By the end of Friday, they had slimmed down to a little less than $6 million in spare room by signing Jarome Iginla to a one-year, $6 million pact. By late Saturday evening, there was still nothing regarding Rask.
All the while, ESPN Boston reporter Joe McDonald wrote this week that Rask “could be asking for up to $8.5 million per year for a seven- or eight-year contract.”
Unless the Bruins can pluck Marc Savard’s cap hit of over $4 million off the books, it will be difficult to accommodate Rask at a cost that approaches as much as $5 million. Even without the long-injured Savard in the equation, it would be tough for them to afford another specimen of offensive depth if the need were to arise.
After the Tampa Bay Lightning bought out the final seven years of his previous deal, Vincent Lecavalier found new employment with the already offensively stockpiled Philadelphia Flyers.
Granted, his $4.5 million cap hit over five years trims $2 million in cap space from the bought-out contract of Danny Briere, whom Lecavalier is virtually replacing on the depth chart. But that still does not leave a lot of cap space for the Flyers, who at the time of the signing had only one NHL-caliber goalie in Steve Mason on their payroll.
Philadelphia has since obtained Ray Emery with a $1.65 million hit to fill that goaltending vacancy, thus pushing their cap payroll above the limit.
They could rid themselves of a couple of their spare defensemen, particularly Bruno Gervais and/or Marc-Andre Bourdon.
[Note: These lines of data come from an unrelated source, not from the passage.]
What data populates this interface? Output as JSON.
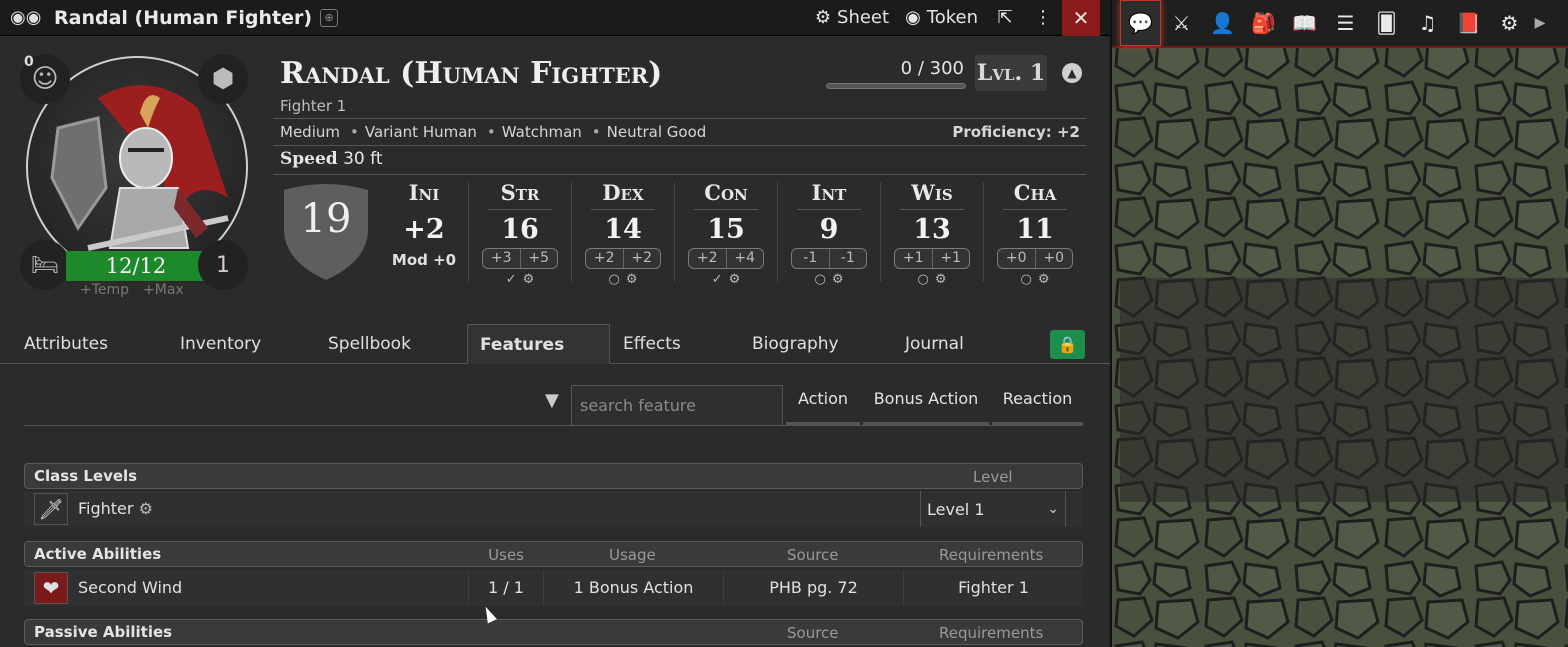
{
  "window": {
    "title": "Randal (Human Fighter)",
    "sheet_label": "Sheet",
    "token_label": "Token"
  },
  "header": {
    "inspiration_count": "0",
    "hp": "12/12",
    "hit_dice": "1",
    "hp_temp": "+Temp",
    "hp_max": "+Max",
    "name": "Randal (Human Fighter)",
    "class_line": "Fighter 1",
    "xp": "0 / 300",
    "xp_fraction": 0,
    "level": "Lvl. 1",
    "details": [
      "Medium",
      "Variant Human",
      "Watchman",
      "Neutral Good"
    ],
    "proficiency": "Proficiency: +2",
    "speed_label": "Speed",
    "speed_value": "30 ft",
    "ac": "19"
  },
  "initiative": {
    "name": "Ini",
    "value": "+2",
    "mod": "Mod +0"
  },
  "abilities": [
    {
      "name": "Str",
      "value": "16",
      "mod": "+3",
      "save": "+5",
      "proficient": true
    },
    {
      "name": "Dex",
      "value": "14",
      "mod": "+2",
      "save": "+2",
      "proficient": false
    },
    {
      "name": "Con",
      "value": "15",
      "mod": "+2",
      "save": "+4",
      "proficient": true
    },
    {
      "name": "Int",
      "value": "9",
      "mod": "-1",
      "save": "-1",
      "proficient": false
    },
    {
      "name": "Wis",
      "value": "13",
      "mod": "+1",
      "save": "+1",
      "proficient": false
    },
    {
      "name": "Cha",
      "value": "11",
      "mod": "+0",
      "save": "+0",
      "proficient": false
    }
  ],
  "tabs": [
    {
      "label": "Attributes"
    },
    {
      "label": "Inventory"
    },
    {
      "label": "Spellbook"
    },
    {
      "label": "Features"
    },
    {
      "label": "Effects"
    },
    {
      "label": "Biography"
    },
    {
      "label": "Journal"
    }
  ],
  "filters": {
    "search_placeholder": "search feature",
    "action": "Action",
    "bonus_action": "Bonus Action",
    "reaction": "Reaction"
  },
  "class_levels": {
    "title": "Class Levels",
    "col_level": "Level",
    "rows": [
      {
        "name": "Fighter",
        "level": "Level 1"
      }
    ]
  },
  "active_abilities": {
    "title": "Active Abilities",
    "col_uses": "Uses",
    "col_usage": "Usage",
    "col_source": "Source",
    "col_requirements": "Requirements",
    "rows": [
      {
        "name": "Second Wind",
        "uses": "1 / 1",
        "usage": "1 Bonus Action",
        "source": "PHB pg. 72",
        "requirements": "Fighter 1"
      }
    ]
  },
  "passive_abilities": {
    "title": "Passive Abilities",
    "col_source": "Source",
    "col_requirements": "Requirements"
  },
  "colors": {
    "hp_bar": "#1c8a2a",
    "lock_button": "#1e8e4f",
    "close_button": "#8b1a1a",
    "active_sidebar_glow": "#c0392b"
  }
}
But it would leave little in the way of open space for when and if the Flyers need to make another move during the 2013-14 season.
Even without the cap constraints, there is also Lecavalier’s recent history of injuries―which have barred him from playing the full slate in any of the past three seasons―and occasional underachievement. Those doubtlessly factored into his buyout from the Bolts and have, at times, practically made him look older than his real age of 33.
By the time this contract is up, he will be 38, and barring a sharp turnaround in the way of health, one can only imagine if he will be worth the price in the coming years.